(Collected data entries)
↓

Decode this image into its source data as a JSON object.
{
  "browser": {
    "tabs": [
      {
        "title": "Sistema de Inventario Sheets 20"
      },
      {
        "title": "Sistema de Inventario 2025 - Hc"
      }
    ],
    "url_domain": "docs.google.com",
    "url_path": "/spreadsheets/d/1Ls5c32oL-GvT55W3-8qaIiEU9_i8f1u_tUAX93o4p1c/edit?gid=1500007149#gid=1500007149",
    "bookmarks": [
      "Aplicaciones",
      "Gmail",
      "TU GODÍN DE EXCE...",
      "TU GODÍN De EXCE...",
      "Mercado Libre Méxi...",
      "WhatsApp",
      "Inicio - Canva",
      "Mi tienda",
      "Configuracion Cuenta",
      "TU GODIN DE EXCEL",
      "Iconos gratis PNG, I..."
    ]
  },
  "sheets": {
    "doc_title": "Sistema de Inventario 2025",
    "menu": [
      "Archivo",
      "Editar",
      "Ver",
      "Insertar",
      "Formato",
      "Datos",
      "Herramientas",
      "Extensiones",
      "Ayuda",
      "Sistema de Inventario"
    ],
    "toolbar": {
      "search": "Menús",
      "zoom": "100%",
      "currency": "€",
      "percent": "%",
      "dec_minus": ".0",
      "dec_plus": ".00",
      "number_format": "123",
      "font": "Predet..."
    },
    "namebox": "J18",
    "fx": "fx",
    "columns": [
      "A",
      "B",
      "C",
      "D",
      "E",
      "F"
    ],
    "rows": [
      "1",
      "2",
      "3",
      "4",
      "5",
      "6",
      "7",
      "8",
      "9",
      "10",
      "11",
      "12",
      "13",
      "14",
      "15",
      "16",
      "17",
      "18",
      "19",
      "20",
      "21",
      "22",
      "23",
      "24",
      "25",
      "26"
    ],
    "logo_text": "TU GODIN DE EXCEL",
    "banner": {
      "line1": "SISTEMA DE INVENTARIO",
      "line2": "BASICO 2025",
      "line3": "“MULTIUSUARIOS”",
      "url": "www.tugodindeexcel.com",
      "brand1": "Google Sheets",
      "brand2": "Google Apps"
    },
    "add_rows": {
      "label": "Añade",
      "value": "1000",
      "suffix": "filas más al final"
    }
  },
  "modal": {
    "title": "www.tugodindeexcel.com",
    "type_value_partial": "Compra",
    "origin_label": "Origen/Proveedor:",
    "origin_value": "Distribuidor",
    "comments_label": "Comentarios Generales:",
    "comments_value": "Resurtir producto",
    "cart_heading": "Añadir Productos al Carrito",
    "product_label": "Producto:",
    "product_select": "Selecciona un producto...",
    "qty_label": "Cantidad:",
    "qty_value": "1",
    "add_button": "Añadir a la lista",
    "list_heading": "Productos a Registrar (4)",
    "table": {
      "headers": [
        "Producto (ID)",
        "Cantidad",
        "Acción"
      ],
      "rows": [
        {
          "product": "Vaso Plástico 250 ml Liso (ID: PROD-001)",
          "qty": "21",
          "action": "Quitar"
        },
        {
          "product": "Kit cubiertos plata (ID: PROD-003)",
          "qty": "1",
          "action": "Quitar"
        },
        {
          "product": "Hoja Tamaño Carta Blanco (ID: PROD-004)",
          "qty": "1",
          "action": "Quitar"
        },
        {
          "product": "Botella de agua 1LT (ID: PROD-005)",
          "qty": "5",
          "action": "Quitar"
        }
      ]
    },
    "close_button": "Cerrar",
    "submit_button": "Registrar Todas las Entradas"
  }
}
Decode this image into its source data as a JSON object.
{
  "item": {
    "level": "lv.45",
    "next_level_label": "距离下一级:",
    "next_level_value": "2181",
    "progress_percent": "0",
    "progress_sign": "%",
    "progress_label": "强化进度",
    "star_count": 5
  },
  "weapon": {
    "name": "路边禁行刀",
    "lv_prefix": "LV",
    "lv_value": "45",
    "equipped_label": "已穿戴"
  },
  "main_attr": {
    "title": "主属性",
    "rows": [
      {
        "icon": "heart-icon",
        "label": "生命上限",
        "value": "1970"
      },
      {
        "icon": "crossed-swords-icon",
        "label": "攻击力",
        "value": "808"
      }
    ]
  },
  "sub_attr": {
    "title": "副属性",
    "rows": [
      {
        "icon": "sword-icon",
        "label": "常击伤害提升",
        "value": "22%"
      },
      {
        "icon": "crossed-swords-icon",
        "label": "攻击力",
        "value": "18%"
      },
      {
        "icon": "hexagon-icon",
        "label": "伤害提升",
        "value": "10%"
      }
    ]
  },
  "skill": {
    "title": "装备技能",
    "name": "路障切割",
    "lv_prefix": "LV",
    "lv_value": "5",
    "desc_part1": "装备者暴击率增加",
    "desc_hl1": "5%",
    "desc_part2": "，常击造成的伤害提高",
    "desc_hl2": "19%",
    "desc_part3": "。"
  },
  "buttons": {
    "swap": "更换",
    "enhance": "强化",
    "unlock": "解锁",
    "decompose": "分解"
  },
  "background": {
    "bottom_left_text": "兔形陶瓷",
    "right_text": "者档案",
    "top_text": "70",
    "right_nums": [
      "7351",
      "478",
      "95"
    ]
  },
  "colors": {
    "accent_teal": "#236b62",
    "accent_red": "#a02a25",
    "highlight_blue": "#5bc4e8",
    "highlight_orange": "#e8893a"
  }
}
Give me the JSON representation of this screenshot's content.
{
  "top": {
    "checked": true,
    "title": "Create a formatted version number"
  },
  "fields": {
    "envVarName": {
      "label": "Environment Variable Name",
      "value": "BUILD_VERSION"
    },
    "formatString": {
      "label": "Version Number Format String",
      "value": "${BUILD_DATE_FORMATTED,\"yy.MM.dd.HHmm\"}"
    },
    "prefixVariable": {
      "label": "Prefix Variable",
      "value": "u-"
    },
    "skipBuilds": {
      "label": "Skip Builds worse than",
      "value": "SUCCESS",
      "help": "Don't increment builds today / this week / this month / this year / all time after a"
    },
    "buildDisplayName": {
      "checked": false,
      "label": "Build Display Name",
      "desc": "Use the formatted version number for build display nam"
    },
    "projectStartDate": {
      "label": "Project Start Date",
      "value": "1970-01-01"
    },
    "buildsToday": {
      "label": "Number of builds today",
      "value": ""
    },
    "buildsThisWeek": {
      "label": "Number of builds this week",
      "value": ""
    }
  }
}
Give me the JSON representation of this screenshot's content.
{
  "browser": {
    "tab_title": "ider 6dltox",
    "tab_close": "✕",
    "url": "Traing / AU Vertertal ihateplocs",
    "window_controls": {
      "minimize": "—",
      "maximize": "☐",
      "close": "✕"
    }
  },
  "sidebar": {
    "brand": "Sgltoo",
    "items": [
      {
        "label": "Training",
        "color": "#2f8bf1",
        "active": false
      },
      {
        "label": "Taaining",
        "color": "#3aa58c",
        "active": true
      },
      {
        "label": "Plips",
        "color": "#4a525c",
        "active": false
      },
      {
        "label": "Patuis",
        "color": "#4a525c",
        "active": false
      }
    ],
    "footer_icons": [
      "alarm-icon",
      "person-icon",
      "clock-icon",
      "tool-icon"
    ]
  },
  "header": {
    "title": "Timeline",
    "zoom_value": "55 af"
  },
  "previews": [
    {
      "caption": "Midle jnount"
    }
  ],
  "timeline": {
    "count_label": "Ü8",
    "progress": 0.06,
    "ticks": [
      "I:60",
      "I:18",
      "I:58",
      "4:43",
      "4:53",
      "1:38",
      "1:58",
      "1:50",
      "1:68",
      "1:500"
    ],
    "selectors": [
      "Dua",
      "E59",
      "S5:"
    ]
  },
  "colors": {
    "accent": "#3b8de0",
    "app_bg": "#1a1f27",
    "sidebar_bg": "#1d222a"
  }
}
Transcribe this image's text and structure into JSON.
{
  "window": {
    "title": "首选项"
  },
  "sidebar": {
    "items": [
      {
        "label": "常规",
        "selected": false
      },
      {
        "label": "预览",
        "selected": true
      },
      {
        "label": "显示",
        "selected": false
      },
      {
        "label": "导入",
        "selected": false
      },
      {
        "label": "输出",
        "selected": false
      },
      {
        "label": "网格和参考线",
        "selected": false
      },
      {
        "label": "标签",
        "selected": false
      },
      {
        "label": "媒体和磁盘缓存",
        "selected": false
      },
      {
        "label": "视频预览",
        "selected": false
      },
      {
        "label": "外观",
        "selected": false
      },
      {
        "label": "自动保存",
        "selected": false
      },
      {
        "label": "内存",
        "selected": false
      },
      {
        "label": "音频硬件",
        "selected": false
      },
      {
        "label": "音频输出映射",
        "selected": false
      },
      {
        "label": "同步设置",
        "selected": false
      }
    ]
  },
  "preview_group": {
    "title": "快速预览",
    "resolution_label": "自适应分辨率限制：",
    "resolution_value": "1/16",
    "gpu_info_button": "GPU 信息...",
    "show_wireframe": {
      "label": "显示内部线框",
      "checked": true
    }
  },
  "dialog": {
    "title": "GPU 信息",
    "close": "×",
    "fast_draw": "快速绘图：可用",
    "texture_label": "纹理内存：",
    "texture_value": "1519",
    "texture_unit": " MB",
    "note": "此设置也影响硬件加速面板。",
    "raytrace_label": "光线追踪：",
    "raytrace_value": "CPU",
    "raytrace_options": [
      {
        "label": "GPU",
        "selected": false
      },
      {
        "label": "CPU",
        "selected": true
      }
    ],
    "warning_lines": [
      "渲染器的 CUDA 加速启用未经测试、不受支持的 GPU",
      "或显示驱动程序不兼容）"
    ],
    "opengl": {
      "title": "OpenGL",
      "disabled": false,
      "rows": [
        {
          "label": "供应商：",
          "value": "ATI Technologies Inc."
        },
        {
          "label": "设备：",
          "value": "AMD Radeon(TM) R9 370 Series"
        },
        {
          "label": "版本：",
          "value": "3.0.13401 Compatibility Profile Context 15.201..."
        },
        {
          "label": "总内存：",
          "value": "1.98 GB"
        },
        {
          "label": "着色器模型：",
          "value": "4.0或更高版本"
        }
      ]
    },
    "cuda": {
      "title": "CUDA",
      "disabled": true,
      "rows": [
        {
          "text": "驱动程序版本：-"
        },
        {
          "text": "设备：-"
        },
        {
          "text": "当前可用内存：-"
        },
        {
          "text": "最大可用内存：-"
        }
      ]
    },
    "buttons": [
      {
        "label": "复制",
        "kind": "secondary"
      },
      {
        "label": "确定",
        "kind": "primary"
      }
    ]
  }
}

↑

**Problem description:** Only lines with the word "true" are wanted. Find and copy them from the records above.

**Task solution:**
    "checked": true,
        "active": true
        "selected": true
      "checked": true
        "selected": true
      "disabled": true,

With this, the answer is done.